Pick out all lines with the word "value" from the records that follow.
** Opening EXERCISE MATERIAL block **
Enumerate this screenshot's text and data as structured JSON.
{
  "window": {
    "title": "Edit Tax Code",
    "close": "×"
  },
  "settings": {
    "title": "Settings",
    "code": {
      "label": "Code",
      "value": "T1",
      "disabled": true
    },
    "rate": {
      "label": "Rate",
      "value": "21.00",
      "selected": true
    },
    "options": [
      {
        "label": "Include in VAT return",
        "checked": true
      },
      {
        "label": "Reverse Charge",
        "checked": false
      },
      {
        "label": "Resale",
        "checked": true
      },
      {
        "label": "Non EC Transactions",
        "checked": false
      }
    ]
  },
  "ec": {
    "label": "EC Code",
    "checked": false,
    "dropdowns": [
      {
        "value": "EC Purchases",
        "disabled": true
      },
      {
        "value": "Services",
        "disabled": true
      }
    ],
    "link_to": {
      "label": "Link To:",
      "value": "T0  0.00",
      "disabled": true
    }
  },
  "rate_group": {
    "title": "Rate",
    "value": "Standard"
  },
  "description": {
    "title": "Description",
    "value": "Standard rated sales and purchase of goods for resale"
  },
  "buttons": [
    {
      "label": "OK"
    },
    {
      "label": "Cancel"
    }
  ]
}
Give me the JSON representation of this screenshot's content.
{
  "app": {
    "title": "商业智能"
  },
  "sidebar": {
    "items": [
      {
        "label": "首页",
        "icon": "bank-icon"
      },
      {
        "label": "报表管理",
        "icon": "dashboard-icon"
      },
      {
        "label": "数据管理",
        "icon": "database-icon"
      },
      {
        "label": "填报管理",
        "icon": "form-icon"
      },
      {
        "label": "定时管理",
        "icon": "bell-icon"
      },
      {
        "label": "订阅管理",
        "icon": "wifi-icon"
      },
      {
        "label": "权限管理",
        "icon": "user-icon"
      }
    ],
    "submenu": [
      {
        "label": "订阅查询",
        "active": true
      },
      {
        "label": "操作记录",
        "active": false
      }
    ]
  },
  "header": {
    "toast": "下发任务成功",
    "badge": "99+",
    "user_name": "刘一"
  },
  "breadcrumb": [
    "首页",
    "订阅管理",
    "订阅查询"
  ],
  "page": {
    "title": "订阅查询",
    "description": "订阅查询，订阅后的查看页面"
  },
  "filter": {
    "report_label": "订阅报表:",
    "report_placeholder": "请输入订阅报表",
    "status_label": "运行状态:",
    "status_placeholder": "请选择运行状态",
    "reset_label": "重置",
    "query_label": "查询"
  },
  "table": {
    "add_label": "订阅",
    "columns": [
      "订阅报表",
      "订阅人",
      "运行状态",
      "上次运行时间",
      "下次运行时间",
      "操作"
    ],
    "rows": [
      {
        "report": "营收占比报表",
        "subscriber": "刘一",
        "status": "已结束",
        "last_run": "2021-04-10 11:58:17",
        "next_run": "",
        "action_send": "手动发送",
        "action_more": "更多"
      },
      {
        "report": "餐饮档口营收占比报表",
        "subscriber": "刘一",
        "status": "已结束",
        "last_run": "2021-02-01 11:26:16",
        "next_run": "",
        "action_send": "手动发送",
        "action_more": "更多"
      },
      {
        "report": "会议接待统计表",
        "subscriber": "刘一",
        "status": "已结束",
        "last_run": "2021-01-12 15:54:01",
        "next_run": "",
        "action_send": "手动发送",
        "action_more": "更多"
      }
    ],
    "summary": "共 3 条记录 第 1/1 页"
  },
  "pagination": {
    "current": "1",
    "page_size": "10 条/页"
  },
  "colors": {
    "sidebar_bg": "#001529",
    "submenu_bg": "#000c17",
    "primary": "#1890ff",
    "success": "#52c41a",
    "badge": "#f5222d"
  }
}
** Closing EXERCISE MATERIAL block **
■ WRITTEN REPLY:
      "value": "T1",
      "value": "21.00",
        "value": "EC Purchases",
        "value": "Services",
      "value": "T0  0.00",
    "value": "Standard"
    "value": "Standard rated sales and purchase of goods for resale"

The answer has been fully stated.